As I got closer to my 50th birthday I started to collect newspaper stories about the over-50s. I was going to put them into a light-hearted post with some self-deprecating jokes about putting the punk LPs into storage now I am old enough to go to tea dances, and how I’ll soon need help getting out of the bath.
Then I hit 50 and the joke started wearing thin. I deleted the links I’d saved. I wish I’d kept them, there were some crackers in there which, radicalised by the recent Age of No Retirement conference I could send to the #everydayageism campaign, calling out examples of ageism in the media. I might start by sending them this from yesterday’s Guardian readers’ Q&A with Tracey Emin:
Why “old dears”? – and why shouldn’t they be within touching distance of a Tracey Emin exhibition?
What’s the brand of the over-50s?
In an advertising-drenched age we are used to weighing-up brands whenever we make a purchase. What’s the brand image of the over-50s? What values do you associate with being older? I bet it’s not powerful and dynamic, sexy or daring. And that matters.
“We live in an age where people pity older people and think old women are funny”
commented one debater in a session at the Age of No Retirement conference. That might explain why 2.9million people between 50 and state pension age are currently out of work in the UK, even though many of them would love to carry on working – “employers can smell 50”, as one delegate commented, ruefully.
Bring on the language police
Mary Beard was reported recently calling for the word ‘old’ to be reclaimed:
“I think about it in terms of other kinds of reclamations of vocabulary we’ve had over the years, such as ‘black’ or ‘queer”
She has a way to go. I can think of lots of uses of “old”, none positive – old dear, old fart, old fogey, old maid, old codger. All of them imply staidness – a certain stuck in the mud quality. Doddery-ness. You don’t think of an innovative old dear, an open-minded old codger, an entrepreneurial old bat.
I think old bag has possibilities. I like the idea of embracing my inner battle-axe. But if we’re going to establish “old” as a positive thing – or even a neutral one – we may have to think about banning the others. And while we’re at it, can we do something about some of the other words used about the over-50s? So, no more “silver” (-surfers or -foxes) and a pox on “sprightly” and “young at heart” .
I’m torn about the use of the word “grey” – as in “grey pound” or “grey vote”. Even though grey has been having a bit of a fashion moment recently, it’s hardly a signifier of passion and energy. Anyway, I don’t spend a grey pound, I spend a shiny gold one, just like everybody else.
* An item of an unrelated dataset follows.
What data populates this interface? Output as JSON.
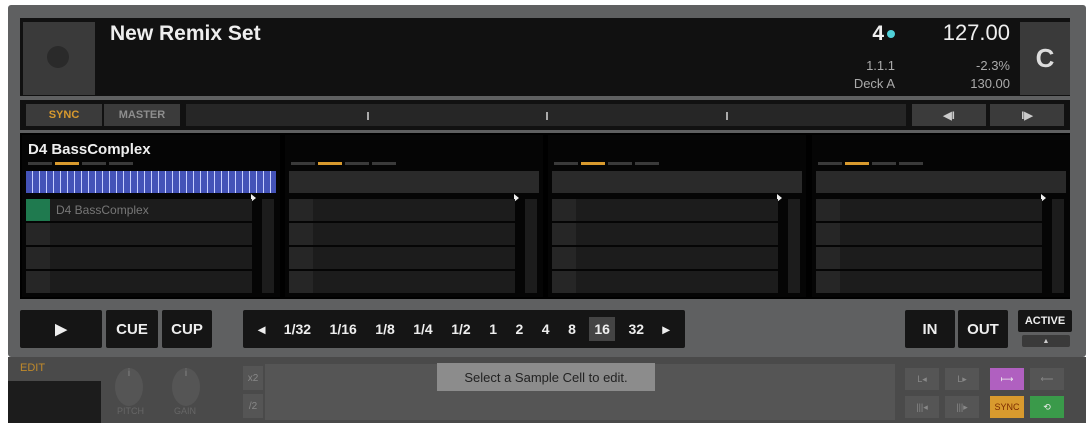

But if we are going to start making advertisers think about the over-50s as anything other than Wonga grannies or knitters of Shreddies, perhaps we have to use the power of the “grey” consumer and flex some financial muscle. £1 in every £5 spent on the high street comes from people over 55 – and there’s good news for marketers, apparently talking to old people doesn’t have to be scary:
Reassuringly, not everything needs to change when targeting 51-70 year olds – they are not that different to younger consumers. Our research shows older consumers are just as willing to change their views, behaviours, brand, and category choices as younger generations. They are also just as likely to spend money and the drivers behind purchases are similar: 51-70 year olds want the best quality, an acceptable price, and a brand that won’t let them down.
Who’d have thought it?